Issued Wednesday, November 29th 2017. It looks like a rare event is expected to take place in order to give Australia its first cyclone for Season 2017-18. Above image via WindyTV showing the Fujiwhara effect which is being forecast for Friday.
Tropical Cyclone Cempaka (soon to be Ex-TC Cempaka) and Invest 96S are currently situated over Indonesian waters North-East and North-West of Christmas Island respectively. These storms are expected to linger over this region for the next 24hrs before drifting into Ausrtalian waters later on Thursday.
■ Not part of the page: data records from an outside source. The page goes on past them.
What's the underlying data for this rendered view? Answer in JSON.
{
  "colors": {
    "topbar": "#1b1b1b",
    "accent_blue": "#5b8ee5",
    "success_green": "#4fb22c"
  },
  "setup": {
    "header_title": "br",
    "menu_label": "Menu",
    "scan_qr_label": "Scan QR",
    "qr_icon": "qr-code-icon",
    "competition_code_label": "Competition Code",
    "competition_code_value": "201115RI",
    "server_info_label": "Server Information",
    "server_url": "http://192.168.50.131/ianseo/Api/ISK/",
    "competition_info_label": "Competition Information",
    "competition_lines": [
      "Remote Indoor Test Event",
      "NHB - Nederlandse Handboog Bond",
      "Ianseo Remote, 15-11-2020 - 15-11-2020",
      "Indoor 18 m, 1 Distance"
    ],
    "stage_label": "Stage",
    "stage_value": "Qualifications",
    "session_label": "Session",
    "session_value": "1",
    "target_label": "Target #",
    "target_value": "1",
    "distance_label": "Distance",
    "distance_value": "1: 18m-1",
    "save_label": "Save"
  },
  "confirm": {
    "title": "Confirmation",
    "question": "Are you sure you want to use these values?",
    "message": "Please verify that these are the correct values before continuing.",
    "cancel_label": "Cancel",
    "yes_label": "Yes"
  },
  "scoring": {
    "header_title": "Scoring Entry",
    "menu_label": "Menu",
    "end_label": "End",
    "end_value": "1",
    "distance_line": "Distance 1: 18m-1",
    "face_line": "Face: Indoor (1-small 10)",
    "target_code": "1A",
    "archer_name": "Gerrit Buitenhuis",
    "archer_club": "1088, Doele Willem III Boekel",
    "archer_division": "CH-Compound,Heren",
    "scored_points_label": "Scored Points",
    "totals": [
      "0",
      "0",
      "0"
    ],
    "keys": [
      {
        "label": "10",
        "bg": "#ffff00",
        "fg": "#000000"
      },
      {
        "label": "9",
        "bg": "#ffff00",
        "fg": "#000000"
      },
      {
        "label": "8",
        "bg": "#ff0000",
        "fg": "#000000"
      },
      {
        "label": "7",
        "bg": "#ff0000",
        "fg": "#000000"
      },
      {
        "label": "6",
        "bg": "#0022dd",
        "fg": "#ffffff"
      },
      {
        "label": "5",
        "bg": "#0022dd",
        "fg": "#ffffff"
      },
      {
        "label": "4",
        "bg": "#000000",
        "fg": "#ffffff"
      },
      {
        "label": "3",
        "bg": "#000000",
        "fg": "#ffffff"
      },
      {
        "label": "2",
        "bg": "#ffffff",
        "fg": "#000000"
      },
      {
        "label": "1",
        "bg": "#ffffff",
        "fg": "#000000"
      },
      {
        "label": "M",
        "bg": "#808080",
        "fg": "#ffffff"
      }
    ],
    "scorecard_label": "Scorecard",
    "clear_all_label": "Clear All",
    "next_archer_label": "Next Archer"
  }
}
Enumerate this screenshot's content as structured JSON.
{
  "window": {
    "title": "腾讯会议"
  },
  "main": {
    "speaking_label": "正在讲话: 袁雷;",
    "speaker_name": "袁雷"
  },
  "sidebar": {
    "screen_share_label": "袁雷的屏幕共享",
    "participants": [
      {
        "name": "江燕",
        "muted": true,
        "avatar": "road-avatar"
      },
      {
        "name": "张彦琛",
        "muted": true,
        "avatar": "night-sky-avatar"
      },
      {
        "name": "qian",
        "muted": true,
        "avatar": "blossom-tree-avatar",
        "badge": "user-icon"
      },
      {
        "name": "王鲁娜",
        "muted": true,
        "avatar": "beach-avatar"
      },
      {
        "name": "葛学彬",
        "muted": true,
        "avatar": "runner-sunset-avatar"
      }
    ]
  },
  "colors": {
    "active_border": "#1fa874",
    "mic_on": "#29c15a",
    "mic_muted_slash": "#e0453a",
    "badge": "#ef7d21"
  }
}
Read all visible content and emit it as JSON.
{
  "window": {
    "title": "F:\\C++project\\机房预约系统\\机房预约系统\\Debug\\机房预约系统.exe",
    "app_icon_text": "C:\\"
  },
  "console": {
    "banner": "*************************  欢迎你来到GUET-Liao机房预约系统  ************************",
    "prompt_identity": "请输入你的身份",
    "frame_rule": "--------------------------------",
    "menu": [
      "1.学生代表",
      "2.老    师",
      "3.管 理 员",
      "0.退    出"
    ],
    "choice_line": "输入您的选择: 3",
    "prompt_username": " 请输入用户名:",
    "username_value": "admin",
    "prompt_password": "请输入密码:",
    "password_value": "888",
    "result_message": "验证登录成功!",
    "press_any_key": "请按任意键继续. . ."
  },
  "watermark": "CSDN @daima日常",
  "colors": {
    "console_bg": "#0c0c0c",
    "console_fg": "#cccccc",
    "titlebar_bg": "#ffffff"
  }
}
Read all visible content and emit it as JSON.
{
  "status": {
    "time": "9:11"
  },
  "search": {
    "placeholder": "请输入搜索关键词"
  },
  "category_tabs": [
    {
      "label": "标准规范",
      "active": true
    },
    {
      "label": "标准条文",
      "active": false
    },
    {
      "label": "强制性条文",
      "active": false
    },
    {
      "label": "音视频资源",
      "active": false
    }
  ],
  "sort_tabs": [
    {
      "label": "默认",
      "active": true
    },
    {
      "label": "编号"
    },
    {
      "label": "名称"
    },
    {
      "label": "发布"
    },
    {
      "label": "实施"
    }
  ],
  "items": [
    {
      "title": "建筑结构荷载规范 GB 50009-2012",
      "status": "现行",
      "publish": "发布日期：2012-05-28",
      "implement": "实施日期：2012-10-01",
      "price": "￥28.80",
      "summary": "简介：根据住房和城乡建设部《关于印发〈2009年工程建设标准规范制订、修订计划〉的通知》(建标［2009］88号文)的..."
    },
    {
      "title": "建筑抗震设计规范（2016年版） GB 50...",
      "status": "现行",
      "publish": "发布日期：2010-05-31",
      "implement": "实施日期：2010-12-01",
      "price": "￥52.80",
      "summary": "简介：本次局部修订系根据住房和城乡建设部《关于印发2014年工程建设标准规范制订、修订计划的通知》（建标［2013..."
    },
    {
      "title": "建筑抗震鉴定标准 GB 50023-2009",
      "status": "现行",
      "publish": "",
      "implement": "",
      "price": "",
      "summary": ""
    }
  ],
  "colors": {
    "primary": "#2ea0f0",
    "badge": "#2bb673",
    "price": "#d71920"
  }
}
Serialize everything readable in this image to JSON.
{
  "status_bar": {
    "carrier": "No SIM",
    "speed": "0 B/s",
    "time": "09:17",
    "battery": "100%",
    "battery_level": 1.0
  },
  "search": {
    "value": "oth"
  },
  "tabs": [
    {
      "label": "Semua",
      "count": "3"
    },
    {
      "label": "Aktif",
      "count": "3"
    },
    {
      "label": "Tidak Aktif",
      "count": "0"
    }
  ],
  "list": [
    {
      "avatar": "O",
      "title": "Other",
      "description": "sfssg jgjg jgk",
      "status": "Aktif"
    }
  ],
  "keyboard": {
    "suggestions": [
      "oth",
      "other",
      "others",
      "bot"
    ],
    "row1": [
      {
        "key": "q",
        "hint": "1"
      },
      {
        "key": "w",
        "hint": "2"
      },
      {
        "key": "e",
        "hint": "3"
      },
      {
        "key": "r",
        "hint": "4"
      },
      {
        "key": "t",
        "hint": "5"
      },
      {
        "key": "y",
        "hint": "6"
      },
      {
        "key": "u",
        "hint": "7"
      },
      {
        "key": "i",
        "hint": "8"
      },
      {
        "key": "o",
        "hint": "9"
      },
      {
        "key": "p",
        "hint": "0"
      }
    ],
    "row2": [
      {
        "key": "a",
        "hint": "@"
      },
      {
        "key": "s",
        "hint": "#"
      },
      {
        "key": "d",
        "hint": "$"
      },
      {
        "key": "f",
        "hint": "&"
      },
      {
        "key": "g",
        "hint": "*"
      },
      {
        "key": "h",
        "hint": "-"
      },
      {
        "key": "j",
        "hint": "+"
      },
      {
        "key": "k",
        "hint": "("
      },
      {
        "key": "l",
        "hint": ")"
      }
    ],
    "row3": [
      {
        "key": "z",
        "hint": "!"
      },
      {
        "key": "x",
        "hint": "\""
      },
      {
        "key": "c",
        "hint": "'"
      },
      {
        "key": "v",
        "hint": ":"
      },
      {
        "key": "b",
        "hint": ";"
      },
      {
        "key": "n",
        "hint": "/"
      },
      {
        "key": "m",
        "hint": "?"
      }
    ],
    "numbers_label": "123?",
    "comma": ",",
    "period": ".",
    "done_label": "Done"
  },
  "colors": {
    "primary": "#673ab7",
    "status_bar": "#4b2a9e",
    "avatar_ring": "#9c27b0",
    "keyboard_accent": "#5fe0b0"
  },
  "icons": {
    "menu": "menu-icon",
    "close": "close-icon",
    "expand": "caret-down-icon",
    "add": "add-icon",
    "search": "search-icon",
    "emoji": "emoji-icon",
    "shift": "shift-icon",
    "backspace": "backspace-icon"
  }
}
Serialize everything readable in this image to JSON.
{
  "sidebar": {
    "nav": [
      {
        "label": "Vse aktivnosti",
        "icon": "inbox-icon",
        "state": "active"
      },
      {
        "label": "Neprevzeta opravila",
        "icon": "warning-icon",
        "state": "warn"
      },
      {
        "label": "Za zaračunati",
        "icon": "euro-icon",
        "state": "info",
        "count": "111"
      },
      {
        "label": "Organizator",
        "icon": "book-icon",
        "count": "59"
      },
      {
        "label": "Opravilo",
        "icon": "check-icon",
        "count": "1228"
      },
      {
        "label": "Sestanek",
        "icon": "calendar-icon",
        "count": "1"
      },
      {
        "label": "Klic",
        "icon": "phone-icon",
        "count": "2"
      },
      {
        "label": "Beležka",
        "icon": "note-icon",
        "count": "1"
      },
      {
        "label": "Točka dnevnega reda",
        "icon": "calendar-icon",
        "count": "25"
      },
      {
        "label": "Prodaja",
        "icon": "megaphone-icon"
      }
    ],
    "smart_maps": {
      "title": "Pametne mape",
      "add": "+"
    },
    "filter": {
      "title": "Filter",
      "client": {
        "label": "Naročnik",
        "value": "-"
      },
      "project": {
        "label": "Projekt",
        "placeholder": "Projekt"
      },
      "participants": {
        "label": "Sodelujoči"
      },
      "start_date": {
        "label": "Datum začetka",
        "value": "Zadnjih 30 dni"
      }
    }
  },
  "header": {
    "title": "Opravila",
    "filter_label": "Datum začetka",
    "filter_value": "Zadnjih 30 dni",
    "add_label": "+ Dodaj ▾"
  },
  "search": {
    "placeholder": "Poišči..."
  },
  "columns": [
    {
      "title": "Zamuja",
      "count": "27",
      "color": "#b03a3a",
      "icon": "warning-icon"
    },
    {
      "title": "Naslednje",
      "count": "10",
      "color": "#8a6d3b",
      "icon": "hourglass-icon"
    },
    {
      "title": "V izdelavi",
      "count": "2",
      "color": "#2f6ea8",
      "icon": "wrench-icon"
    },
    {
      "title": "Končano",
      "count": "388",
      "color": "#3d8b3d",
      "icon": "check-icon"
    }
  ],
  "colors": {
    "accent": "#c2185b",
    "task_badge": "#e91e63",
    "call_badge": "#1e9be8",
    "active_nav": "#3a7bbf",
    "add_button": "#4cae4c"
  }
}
Its during this time, and across Friday, that the 2 systems are expected to near each day and enter what is called the Fujiwhara effect.
The simplest way of explaining the Fujiwhara effect is an effect or occurrence named by Sakuhei Fujiwhara (a meteorologist in Japan who discovered the occurrence) where 2 low pressure regions or cyclones near each other, close the gap between each other and the orbit around each other. The two systems will orbit around a centre point which is approximately half way between the 2 centres of the 2 systems in a clockwise direction. The larger or stronger system of the 2 will dominate the interaction and become the parent low / cyclone.. causing the other to weaken or become part of the stronger systems overall rotation.
Fujiwhara effect and how the systems interact with each other
This effect is expected to take place as stated above during late Thursday and across Friday. By late Friday, the dominating system (which is expected to be the current Invest 96S) is forecast to take over and a single rotation is expected to reach cyclone strength over Australian waters. Its a fine line at this stage for what the system may be named as it is expected to become a cyclone prior to the Fujiwhara influence which would be over Indonesian waters (thus named Dahlia), but if its a low and then is named by Australia it will be named Hilda.
From there, the system is expected to maintain cyclone strength and track South to South-East towards the WA Coast where it may reach as high as Category 3 strength. Impacts on the WA Coast are hard to determine this far out, but the system “should” impact the Coast to some degree early next week.